School admissions forums will be able to pilot admissions procedures that are anonymous to ensure the process is fair, the government said last week.
Under this system, schools would be able to set their own admissions criteria but local authorities would manage the admissions process, so schools would not be able to select children they could identify.
Schools minister Jim Knight made the announcement during the third reading of the Education and Inspections Bill, but refused to make it a statutory requirement under the planned legislation.
Knight said the government would want to know whether any areas wanted to pilot the approach.
The Liberal Democrats had wanted to amend the bill to require schools to use anonymised procedures, but Sarah Teather, the party’s education spokesperson, said they welcomed the minister’s comments about the pilots.

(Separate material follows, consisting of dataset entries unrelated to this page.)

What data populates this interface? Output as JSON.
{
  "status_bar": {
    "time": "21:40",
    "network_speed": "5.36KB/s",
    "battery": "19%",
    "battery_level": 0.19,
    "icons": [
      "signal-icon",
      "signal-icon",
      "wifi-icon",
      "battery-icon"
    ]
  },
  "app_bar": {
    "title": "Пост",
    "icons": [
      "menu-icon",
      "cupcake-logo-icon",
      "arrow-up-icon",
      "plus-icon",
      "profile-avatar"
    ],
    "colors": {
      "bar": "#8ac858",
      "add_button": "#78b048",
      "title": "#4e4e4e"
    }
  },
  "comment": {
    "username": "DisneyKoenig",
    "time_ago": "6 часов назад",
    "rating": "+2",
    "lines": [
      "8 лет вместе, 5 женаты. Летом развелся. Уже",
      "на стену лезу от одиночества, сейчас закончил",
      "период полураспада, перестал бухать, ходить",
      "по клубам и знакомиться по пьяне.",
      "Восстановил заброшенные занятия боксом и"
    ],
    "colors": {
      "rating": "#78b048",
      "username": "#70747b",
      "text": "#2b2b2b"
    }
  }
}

Also during the debate, MPs rejected an amendment from the Conservatives that would have prevented councils from closing special schools without the consent of the secretary of state.
Many amendments were not discussed, including one tabled by the Liberal Democrats that would have required schools to ensure the educational welfare of looked-after children was safeguarded and promoted.

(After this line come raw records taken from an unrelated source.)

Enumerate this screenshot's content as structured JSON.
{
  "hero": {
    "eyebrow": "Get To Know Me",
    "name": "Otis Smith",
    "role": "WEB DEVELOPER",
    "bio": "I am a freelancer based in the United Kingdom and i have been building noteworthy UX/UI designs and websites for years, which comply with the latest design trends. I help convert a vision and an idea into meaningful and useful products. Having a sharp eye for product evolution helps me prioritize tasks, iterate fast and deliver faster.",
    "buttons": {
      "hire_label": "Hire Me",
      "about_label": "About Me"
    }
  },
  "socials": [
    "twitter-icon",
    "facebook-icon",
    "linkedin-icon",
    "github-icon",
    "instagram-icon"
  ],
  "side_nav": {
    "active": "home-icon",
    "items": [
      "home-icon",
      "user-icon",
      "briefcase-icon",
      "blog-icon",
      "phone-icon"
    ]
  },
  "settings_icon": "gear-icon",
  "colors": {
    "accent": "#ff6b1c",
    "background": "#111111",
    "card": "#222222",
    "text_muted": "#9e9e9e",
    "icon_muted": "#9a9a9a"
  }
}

An amendment that would have required a staff member in a maintained school to be responsible for identifying young carers and assessing their needs was also shelved.

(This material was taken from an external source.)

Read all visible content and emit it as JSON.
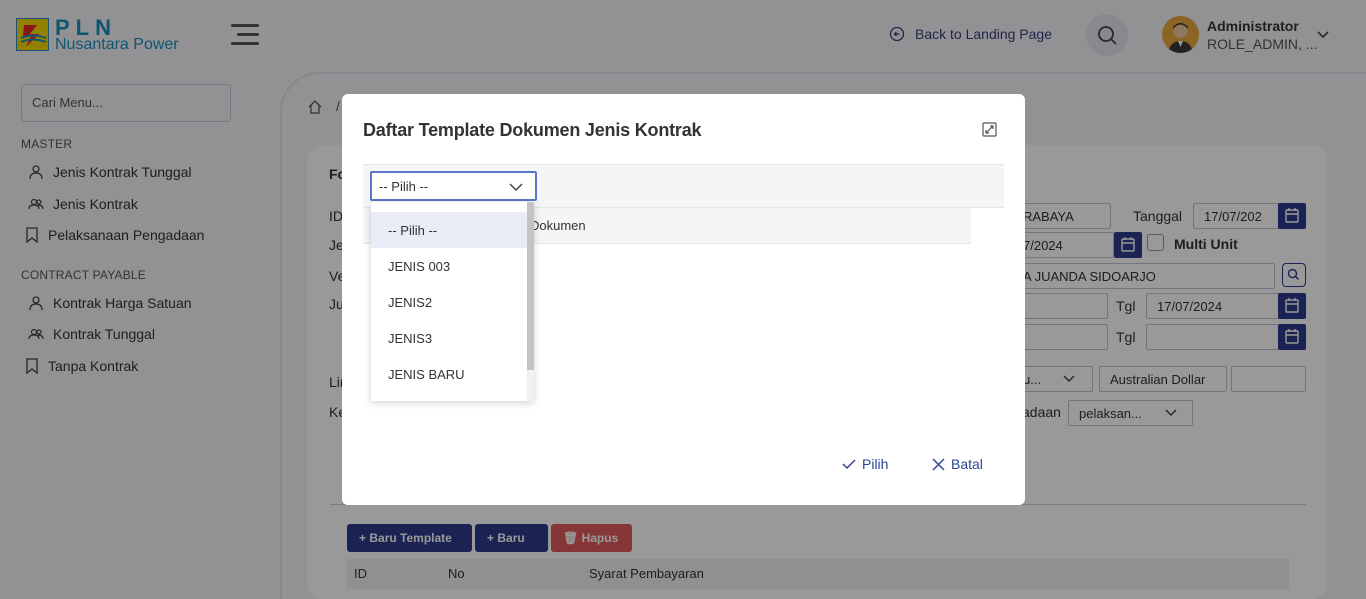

The bill passed its third reading and will now proceed to the House of Lords.